Carfilzomib is an effective proteasome inhibitor, but one of the issues faced with the agent is that several of the phase III trials investigating its use evaluated different dosing, explains Davies. The original studies examined twice-weekly dosing at 27 mg/m2, while other studies have evaluated a 36 mg, a 56 mg, and, more recently, a 70 mg/m2 dose.

The ARROW study compared once-weekly dosing of carfilzomib at 70 mg/m2 to twice-weekly dosing at 27 mg/m2 and showed that patients on the once-weekly dosing with the higher dose experienced a better progression-free survival, response rate, and tolerability. These data suggest that using once-weekly dosing, which is more convenient for patients, is also more tolerable, explains Davies.

Carfilzomib has a specific safety profile. Unlike bortezomib, there is not an issue with peripheral neuropathy. However, care needs to be taken when measuring blood pressure, says Davies. There is also potential for shortness of breath with the agent; if that is going to be an issue, it tends to present following the first dose of treatment, according to Davies.

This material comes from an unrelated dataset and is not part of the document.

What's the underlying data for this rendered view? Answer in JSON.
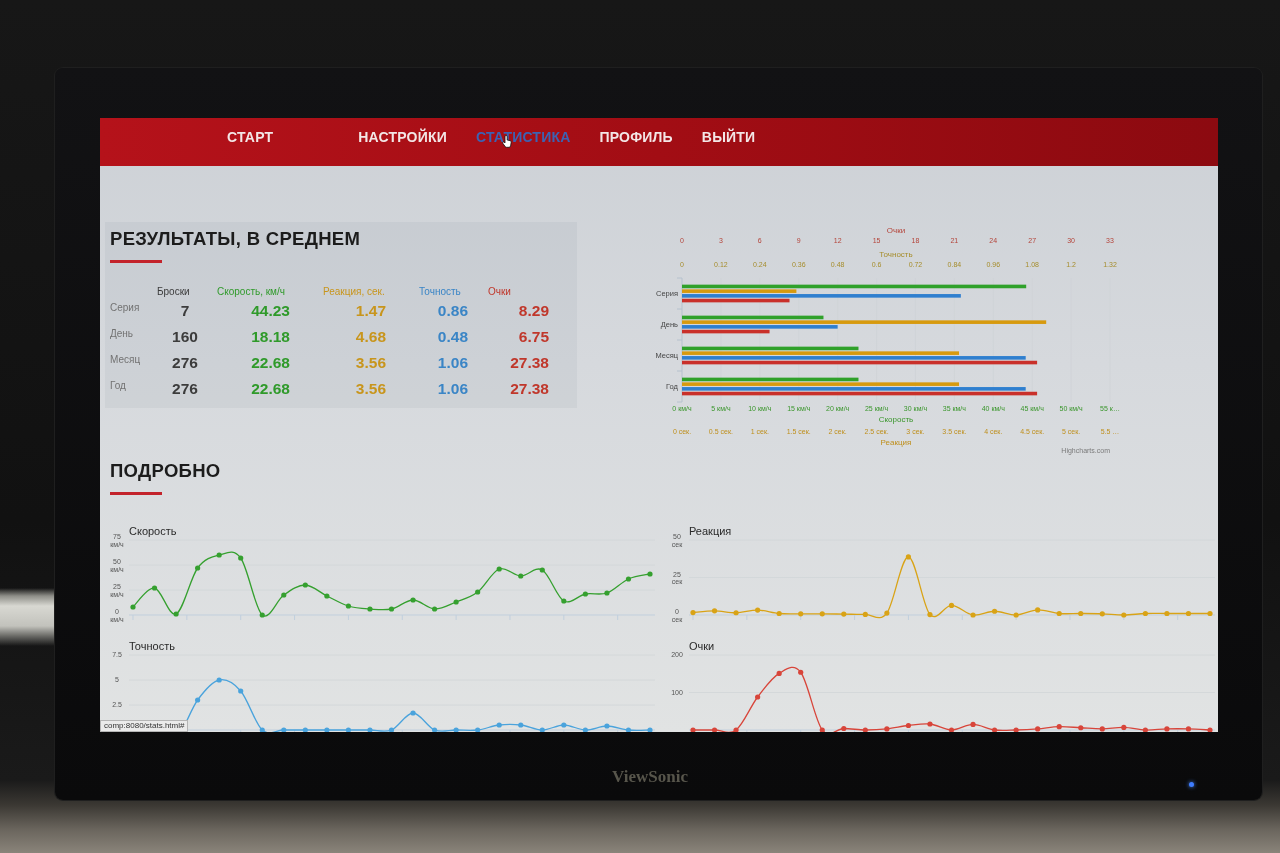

The question of whether the ARROW study data can be taken forward to some combinations remains open, adds Davies. Many of the combination studies have been using twice-weekly dosing of carfilzomib. It may be appropriate to move forward with the once-weekly dosing of the drug, according to Davies, but there are no clinical data to support that approach.